### RECORDS FOR THIS TASK

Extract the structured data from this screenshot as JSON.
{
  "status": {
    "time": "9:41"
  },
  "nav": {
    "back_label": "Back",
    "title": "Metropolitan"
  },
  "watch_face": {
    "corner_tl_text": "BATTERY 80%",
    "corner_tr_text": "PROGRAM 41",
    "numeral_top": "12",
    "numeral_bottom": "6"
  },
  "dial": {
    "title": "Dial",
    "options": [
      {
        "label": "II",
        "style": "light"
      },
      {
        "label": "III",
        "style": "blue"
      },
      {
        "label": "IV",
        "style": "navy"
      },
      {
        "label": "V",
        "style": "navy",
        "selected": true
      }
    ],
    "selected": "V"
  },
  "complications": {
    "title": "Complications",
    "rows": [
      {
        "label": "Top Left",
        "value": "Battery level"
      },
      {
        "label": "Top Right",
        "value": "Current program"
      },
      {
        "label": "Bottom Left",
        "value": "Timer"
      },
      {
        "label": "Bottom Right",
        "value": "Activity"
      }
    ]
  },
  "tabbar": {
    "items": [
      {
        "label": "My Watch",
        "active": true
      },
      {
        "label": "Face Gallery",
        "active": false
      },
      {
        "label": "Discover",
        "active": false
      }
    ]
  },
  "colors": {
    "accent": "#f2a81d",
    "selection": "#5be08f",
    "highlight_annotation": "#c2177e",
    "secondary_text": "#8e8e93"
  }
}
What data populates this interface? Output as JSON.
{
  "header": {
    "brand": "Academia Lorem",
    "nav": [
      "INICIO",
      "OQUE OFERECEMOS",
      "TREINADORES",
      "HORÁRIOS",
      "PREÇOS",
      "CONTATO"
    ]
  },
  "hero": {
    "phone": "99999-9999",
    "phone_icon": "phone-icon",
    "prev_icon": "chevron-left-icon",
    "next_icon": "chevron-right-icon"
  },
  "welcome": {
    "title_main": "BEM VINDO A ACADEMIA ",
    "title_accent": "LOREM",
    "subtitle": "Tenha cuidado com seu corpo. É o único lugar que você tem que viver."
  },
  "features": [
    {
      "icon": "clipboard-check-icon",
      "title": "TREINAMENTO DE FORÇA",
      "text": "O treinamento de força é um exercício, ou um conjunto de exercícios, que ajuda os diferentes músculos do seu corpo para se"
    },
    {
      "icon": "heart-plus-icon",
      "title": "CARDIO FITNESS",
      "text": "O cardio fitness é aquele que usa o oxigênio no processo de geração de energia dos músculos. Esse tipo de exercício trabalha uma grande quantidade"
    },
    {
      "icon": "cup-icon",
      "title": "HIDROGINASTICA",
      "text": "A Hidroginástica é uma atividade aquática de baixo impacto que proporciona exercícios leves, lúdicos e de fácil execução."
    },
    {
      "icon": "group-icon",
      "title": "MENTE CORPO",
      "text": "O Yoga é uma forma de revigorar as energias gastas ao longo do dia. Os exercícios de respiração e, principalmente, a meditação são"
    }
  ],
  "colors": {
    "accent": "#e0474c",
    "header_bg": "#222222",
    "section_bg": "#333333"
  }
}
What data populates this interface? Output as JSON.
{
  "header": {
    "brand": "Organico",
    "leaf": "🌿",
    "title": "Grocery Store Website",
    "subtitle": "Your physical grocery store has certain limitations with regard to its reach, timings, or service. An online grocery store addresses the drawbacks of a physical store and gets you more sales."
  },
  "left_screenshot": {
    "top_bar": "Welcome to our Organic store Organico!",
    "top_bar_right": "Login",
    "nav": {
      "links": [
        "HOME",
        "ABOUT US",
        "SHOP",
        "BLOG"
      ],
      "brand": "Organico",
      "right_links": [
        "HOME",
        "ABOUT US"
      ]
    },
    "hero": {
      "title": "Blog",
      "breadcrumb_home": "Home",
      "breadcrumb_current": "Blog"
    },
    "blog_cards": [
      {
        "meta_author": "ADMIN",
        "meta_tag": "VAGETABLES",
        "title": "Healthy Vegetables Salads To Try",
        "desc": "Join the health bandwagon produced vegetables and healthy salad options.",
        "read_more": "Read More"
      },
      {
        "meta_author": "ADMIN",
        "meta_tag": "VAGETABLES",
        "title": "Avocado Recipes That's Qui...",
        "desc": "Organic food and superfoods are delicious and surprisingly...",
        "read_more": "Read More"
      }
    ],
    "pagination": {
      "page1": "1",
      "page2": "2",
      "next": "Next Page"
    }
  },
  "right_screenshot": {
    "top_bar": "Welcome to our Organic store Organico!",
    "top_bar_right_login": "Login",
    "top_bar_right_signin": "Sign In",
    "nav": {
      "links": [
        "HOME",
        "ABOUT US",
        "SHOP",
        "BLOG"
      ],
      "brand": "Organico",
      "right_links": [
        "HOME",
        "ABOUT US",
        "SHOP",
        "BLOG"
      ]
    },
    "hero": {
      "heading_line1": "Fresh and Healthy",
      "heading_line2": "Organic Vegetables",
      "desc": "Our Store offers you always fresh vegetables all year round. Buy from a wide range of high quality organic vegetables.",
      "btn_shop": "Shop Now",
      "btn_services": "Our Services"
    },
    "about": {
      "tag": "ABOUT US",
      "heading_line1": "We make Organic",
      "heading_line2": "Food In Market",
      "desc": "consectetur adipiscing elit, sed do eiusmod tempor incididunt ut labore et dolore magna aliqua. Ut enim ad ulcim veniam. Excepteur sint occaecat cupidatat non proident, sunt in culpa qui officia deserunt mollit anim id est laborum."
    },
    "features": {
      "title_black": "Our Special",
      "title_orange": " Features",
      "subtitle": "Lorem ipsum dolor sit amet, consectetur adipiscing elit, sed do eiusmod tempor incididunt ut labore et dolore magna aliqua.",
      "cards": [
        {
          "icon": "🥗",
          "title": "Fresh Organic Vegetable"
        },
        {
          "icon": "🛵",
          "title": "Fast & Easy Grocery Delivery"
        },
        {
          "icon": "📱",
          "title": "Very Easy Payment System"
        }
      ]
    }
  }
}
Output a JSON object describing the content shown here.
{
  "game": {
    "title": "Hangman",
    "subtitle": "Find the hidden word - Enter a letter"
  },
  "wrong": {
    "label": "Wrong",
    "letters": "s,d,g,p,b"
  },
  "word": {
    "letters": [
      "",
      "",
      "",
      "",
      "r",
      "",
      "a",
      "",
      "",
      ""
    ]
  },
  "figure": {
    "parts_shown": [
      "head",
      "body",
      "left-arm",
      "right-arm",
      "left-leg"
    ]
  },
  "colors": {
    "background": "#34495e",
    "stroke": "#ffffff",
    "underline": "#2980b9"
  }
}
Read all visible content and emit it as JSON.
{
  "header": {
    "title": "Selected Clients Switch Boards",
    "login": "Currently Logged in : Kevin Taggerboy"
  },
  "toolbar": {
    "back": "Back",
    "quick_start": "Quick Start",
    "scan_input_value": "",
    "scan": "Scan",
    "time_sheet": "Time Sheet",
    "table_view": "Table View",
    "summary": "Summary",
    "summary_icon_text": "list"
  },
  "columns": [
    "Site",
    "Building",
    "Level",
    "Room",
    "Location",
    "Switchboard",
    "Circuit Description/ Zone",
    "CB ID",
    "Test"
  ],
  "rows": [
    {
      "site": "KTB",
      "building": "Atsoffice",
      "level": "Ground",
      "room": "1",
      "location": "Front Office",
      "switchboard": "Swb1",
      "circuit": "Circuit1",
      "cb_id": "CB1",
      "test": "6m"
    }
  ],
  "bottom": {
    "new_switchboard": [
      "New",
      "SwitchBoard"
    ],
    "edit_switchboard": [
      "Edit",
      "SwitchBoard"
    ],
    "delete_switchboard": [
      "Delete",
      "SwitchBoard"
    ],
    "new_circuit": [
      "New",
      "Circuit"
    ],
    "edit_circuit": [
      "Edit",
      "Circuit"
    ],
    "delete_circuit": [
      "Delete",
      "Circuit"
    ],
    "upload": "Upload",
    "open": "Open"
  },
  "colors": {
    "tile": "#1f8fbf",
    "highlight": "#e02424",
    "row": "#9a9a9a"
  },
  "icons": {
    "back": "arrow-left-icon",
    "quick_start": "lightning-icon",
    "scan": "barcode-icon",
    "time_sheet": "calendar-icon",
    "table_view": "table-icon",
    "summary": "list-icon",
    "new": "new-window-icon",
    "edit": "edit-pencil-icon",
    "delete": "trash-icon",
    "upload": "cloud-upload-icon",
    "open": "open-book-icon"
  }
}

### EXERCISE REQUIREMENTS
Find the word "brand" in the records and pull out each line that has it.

### FINAL ANSWER
    "brand": "Academia Lorem",
    "brand": "Organico",
      "brand": "Organico",
      "brand": "Organico",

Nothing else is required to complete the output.